PROBLEM STATEMENT: Bring together copies of the lines in the data below that contain the word "CONTROLLER".

(Collected data)

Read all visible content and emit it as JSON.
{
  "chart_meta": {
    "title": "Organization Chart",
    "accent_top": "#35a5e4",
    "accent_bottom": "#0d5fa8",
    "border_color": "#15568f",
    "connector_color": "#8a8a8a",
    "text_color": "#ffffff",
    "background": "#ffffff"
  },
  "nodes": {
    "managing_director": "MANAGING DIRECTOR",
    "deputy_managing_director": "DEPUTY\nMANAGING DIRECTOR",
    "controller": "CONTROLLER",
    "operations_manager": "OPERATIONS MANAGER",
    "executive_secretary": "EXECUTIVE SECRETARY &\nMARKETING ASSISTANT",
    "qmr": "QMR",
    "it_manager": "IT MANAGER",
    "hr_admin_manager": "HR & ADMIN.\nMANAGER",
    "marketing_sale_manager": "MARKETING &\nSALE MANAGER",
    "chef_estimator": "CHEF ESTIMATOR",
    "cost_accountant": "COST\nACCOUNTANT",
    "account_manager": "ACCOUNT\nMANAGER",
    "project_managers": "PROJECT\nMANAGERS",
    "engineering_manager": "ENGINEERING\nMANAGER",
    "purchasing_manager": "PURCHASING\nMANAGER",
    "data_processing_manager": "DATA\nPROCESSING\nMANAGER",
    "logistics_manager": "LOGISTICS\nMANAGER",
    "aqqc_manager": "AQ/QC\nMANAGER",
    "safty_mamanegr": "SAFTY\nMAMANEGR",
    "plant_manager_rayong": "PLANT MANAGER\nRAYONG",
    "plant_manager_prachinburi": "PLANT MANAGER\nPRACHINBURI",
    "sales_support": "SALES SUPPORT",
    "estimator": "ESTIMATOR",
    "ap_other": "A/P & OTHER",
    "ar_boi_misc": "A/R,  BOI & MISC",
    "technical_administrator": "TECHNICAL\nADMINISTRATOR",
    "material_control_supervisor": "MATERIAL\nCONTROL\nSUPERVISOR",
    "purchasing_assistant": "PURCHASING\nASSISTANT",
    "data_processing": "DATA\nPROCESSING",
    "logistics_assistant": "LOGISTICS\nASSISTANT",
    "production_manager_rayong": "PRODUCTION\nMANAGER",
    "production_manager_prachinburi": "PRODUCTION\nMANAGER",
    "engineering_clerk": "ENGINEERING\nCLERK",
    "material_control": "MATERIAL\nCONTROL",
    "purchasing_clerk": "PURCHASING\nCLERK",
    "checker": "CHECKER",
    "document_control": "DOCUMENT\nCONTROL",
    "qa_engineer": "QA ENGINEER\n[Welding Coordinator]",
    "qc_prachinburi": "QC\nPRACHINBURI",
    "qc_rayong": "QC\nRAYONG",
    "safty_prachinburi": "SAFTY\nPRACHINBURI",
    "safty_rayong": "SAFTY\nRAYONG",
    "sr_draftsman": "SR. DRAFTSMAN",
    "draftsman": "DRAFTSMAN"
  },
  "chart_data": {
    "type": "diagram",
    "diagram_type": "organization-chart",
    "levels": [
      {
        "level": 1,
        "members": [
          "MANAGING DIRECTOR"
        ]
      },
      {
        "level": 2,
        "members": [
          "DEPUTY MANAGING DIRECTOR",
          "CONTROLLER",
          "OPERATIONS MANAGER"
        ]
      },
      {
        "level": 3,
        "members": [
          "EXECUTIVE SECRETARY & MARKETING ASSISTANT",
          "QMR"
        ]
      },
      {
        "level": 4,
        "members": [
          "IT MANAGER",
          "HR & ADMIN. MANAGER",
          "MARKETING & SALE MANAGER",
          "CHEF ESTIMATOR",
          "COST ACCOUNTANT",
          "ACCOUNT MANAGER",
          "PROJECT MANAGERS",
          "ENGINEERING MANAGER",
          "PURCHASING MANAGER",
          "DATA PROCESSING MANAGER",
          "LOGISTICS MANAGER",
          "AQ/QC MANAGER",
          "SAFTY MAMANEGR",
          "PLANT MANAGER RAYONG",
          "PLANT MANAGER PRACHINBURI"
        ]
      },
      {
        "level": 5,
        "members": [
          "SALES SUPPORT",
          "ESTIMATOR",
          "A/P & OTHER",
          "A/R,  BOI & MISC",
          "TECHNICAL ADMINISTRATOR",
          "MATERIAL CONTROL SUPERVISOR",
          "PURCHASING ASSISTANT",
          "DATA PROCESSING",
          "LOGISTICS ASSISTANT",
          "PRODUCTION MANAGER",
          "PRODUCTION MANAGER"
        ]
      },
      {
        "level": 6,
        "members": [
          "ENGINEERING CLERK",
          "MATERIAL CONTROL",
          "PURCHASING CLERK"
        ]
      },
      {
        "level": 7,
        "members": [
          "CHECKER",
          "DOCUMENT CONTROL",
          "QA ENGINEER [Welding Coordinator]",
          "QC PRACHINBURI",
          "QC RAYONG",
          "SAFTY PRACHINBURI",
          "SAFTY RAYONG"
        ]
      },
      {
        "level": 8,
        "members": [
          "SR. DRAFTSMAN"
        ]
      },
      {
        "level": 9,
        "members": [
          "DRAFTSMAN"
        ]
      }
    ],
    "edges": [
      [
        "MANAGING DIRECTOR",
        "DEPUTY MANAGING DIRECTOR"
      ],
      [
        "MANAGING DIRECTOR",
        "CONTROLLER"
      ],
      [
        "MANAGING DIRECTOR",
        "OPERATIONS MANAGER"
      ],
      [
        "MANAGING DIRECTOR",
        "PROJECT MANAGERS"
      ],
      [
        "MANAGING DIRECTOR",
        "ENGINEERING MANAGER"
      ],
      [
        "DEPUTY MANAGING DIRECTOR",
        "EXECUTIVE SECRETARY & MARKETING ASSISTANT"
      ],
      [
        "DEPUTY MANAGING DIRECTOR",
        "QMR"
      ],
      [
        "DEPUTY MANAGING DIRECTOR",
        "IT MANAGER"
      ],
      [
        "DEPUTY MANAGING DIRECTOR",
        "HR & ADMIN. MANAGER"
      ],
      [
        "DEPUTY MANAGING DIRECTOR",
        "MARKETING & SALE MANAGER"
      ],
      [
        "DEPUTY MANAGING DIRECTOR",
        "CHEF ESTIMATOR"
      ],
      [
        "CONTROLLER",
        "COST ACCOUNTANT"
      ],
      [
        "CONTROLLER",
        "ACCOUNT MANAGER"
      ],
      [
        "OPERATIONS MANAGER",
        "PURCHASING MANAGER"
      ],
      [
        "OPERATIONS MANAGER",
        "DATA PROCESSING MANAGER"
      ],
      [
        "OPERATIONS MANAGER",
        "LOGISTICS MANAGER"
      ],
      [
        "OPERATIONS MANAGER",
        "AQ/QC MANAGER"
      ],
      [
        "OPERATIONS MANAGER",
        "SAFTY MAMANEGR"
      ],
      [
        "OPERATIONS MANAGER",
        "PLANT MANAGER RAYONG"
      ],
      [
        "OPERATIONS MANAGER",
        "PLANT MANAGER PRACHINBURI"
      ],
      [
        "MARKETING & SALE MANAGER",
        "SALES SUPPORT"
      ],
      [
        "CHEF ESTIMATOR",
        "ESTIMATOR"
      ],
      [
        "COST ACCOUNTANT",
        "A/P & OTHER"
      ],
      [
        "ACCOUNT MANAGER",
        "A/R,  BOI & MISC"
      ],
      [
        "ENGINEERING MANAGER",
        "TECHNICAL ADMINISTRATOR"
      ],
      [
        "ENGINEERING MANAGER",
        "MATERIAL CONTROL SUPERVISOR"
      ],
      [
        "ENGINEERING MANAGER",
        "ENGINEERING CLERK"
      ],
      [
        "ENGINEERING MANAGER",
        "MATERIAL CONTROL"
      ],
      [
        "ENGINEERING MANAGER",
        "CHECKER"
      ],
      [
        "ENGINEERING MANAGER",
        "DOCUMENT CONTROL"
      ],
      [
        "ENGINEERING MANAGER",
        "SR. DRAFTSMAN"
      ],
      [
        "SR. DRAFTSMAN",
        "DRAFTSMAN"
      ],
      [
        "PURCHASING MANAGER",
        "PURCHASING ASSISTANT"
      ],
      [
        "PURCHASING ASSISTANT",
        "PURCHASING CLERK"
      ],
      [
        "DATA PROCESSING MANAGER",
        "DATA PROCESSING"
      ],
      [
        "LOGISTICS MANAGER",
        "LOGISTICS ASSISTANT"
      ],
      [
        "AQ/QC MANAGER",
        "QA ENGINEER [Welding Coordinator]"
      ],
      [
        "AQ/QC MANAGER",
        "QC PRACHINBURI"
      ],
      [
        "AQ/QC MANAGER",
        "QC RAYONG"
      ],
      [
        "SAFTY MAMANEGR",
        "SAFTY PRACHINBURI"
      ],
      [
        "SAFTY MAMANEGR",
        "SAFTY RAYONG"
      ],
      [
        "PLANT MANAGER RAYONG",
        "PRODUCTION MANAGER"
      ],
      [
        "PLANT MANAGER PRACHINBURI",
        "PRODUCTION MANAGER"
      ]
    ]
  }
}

RESULT OF THIS EXERCISE:
    "controller": "CONTROLLER",
          "CONTROLLER",
        "CONTROLLER"
        "CONTROLLER",
        "CONTROLLER",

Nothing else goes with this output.